Posted by Marijuana Doctors on 10/05/2015 in Medical Marijuana Laws
For many decades the DEA has been partly funding its operations by taking property and cold hard cash from people who have never been convicted of a thing. This action is called Civil Forfeiture and takes up roughly 78% of all forfeitures, only 22% on Criminal Forfeitures.
The difference between the two is quite shocking. In the case of criminal forfeitures, the property and goods are seized after a criminal conviction has been declared. However, in the case of civil forfeitures, the government doesn’t have to even convict you, they can simply imply that there was a crime and take your property into “custody” where there is hardly any restrictions on what they can and cannot do with it.
It is then up to the accused to declare his or her own innocence and in the case of property owners, they aren’t allowed the right to an attorney.
This “policing for profit” regime that has the United States by its balls and in 2013 clocked a whopping $2 Billion dollars in seized assets. This year the DEA wanted $210 million in reimbursable funds from the Asset Forfeiture Fund.
This could all go up in smoke for the DEA
As the nation is leading towards a more tolerant view on marijuana, there are Senators in the back doing their part to chip away at the beast known as prohibition.
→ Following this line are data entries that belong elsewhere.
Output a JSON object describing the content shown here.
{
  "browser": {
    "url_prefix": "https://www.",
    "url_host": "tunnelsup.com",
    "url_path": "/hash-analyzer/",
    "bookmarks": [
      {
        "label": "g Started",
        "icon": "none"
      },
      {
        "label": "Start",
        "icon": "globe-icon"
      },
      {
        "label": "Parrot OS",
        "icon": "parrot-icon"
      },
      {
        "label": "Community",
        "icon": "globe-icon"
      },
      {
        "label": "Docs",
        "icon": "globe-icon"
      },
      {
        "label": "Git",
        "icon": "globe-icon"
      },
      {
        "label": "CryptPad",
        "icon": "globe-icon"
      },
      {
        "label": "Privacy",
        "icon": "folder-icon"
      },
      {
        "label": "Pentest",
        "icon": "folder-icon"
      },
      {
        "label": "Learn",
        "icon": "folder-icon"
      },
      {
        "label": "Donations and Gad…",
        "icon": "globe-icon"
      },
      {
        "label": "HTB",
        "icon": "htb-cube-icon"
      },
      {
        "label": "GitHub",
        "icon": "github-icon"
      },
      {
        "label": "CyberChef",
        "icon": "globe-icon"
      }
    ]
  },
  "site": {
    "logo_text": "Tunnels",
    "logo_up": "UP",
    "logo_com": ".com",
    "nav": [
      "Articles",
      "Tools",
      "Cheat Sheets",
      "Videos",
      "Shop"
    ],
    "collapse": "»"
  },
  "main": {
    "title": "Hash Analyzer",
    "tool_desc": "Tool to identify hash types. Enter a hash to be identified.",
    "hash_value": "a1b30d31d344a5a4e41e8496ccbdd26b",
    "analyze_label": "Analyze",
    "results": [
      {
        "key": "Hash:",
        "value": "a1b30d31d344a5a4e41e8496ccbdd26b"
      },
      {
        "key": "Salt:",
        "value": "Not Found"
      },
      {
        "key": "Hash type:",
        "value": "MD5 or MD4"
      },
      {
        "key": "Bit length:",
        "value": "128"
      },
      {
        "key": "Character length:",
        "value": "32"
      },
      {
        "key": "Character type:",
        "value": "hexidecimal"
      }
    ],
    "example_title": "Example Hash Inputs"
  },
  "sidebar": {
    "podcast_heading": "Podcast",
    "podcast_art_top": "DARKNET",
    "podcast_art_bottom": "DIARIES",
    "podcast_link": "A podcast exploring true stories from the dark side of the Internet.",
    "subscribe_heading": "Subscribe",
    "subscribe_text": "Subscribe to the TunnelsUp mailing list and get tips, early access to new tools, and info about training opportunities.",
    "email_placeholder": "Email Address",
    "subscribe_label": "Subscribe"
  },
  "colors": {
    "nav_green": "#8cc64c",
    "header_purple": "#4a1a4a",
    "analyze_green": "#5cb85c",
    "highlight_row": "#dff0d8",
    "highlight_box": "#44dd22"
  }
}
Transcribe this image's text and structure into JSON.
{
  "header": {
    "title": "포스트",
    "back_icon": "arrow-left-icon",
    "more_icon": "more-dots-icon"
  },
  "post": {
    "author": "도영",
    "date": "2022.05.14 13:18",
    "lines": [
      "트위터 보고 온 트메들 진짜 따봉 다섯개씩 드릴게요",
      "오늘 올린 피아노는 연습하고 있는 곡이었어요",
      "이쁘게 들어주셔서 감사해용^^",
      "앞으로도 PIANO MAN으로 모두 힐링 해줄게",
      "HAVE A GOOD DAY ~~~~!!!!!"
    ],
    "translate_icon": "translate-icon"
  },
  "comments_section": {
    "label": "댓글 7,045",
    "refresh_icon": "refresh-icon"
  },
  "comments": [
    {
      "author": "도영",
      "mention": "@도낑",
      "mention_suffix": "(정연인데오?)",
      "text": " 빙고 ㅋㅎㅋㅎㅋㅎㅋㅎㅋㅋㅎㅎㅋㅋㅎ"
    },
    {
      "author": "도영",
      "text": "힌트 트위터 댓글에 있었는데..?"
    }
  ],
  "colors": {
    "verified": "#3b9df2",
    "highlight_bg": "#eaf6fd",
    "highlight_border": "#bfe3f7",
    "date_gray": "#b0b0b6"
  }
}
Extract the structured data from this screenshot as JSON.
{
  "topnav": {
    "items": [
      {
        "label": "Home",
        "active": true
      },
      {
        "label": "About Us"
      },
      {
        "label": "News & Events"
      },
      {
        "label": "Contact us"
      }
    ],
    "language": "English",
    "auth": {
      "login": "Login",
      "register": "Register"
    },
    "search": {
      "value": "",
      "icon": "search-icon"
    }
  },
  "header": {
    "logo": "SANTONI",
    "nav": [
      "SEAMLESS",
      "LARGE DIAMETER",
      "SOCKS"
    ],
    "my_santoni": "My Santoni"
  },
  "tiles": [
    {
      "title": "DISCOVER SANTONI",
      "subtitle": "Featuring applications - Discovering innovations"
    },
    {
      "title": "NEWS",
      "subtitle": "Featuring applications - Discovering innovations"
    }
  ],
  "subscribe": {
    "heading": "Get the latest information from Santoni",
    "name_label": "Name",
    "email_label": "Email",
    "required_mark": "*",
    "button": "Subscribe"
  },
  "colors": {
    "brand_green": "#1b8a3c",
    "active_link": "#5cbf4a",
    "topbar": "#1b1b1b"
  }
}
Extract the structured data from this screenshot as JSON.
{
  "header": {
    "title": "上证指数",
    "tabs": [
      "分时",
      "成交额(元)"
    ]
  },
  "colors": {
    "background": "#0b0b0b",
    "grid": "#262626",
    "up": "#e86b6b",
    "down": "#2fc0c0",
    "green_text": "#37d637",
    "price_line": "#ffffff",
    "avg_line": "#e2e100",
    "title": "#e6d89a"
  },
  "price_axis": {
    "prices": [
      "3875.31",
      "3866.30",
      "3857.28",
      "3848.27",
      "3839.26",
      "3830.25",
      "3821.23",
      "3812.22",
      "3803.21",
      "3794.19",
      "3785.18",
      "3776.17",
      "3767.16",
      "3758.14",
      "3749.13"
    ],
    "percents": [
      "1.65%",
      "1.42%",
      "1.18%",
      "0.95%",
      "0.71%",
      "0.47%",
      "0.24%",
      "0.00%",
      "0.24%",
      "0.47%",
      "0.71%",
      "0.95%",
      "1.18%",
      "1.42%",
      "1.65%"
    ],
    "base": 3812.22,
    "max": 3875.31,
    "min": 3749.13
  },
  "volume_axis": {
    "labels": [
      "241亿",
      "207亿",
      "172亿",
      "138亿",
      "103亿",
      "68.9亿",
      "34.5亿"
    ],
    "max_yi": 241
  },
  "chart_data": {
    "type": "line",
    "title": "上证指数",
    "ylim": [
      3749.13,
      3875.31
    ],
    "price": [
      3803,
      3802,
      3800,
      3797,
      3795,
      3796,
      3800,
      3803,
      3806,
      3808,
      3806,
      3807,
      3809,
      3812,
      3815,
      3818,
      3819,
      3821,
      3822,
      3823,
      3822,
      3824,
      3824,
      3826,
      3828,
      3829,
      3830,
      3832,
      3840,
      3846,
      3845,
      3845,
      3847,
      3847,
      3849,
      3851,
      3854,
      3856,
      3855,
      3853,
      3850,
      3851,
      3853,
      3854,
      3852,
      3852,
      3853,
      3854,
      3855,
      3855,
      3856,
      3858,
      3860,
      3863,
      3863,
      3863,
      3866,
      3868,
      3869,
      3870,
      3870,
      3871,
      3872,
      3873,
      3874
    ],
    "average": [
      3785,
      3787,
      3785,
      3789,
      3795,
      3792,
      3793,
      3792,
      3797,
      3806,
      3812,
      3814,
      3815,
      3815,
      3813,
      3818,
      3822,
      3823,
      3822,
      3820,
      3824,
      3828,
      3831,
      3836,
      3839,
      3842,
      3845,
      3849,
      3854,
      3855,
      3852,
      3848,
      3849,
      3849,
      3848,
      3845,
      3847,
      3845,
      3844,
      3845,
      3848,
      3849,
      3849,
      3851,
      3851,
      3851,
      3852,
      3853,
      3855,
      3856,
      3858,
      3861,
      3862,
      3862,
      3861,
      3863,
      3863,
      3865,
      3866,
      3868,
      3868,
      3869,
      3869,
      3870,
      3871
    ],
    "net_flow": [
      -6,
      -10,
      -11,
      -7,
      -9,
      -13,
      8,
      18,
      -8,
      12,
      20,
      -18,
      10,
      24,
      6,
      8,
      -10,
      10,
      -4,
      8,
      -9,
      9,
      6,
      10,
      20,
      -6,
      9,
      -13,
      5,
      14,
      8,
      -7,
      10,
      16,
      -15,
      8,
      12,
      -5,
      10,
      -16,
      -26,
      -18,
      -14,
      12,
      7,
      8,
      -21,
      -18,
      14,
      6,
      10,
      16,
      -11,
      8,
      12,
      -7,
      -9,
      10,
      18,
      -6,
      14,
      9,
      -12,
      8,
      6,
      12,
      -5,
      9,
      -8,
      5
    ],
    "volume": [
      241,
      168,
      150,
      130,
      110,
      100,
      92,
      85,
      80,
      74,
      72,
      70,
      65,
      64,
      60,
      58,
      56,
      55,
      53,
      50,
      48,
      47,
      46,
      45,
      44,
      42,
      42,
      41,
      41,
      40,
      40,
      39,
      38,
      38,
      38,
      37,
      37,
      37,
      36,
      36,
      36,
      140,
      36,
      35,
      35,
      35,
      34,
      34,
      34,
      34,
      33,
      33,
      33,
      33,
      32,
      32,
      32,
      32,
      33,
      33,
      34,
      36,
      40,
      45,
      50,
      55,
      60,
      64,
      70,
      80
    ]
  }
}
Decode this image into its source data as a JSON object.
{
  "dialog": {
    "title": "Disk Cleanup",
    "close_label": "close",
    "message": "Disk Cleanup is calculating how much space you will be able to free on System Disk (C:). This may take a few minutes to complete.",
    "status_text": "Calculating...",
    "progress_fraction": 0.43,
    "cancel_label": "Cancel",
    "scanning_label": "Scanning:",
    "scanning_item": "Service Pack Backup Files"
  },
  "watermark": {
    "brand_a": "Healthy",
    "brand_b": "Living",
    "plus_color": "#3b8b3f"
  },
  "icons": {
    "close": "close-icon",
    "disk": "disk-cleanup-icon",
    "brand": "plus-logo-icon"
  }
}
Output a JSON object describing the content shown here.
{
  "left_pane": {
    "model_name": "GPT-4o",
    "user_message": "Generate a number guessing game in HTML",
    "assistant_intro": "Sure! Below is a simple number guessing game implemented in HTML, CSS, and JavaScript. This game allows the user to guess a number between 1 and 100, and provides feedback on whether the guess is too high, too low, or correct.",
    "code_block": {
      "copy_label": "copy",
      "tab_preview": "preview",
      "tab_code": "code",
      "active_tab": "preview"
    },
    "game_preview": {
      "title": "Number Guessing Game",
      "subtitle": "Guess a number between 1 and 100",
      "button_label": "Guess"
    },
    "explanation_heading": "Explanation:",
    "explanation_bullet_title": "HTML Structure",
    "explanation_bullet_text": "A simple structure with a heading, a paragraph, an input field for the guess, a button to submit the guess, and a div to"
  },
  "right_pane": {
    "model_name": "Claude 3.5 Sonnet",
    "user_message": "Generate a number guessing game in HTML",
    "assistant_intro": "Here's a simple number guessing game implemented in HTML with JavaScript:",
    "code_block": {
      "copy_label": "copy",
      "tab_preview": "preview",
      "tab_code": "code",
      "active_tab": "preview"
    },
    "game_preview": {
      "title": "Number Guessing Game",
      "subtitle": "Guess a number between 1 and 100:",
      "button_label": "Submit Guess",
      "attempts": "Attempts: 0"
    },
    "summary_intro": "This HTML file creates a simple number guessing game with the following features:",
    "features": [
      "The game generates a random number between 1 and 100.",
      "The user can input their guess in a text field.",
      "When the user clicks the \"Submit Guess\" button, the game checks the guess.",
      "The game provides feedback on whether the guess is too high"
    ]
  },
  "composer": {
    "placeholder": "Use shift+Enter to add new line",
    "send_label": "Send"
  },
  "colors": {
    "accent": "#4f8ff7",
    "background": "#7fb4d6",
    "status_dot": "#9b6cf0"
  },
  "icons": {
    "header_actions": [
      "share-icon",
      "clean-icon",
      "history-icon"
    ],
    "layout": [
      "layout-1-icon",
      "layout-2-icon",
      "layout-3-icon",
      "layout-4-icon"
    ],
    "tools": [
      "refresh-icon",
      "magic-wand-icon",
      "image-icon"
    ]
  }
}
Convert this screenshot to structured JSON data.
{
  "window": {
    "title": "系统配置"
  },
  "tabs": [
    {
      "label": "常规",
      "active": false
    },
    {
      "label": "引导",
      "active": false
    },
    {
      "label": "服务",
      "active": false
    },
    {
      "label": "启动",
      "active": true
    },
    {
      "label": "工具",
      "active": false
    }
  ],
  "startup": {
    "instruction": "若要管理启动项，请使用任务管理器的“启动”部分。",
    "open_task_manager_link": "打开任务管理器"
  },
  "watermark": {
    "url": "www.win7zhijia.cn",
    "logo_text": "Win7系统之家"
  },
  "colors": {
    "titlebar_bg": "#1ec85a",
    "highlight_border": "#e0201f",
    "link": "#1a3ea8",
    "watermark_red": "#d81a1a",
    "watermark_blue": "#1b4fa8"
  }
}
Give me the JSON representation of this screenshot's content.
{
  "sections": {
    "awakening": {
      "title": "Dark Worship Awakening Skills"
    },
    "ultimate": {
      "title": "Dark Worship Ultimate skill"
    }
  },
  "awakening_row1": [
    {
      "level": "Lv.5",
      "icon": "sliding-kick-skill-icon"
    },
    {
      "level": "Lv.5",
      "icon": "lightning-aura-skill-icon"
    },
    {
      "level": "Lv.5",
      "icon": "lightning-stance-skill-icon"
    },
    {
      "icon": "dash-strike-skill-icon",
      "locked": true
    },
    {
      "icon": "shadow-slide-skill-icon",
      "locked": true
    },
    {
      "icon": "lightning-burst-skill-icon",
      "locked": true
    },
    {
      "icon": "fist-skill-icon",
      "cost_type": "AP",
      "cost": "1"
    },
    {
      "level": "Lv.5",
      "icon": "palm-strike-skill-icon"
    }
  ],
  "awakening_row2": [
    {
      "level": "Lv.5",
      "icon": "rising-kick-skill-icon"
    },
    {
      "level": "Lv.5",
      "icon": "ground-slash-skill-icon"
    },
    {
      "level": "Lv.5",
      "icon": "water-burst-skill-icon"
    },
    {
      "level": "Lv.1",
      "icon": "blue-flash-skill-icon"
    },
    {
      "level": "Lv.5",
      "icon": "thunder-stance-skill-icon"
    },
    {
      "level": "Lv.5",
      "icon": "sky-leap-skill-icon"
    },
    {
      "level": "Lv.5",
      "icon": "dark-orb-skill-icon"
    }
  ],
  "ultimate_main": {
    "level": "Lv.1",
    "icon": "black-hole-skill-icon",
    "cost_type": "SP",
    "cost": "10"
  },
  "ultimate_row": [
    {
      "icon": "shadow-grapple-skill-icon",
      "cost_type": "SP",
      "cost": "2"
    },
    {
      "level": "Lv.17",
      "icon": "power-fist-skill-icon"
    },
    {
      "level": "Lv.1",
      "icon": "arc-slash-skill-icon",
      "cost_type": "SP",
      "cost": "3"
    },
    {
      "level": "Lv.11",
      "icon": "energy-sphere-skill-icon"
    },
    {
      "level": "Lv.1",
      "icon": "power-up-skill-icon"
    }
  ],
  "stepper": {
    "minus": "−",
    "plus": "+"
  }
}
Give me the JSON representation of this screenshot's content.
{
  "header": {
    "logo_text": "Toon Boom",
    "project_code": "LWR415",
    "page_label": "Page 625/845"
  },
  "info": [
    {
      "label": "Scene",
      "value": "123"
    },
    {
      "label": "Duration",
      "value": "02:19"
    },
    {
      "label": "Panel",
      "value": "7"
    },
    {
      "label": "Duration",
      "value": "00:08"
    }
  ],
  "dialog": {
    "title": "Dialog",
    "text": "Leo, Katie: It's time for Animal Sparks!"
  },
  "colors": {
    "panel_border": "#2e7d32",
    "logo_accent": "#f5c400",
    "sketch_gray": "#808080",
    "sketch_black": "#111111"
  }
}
A Bipartisan bill is currently floating around that would essentially ban the DEA from using a cent of seized funds on their marijuana eradication programs.
The FAIR Act (Fifth Amendment Integrity Restoration Act), would require more evidence to forfeit property, in other words they won’t be able to simply scream “crime” and take your property. In addition, it would be the government’s responsibility to provide burden of proof, in other words, you’re innocent until proven guilty. It will also include access to an attorney and much more.
As you can see, that prohibition is losing its battle on all plains. It has already lost the public battle and it sees that politicians are now more open to making the changes necessary to shut it down, and to shut it down for good.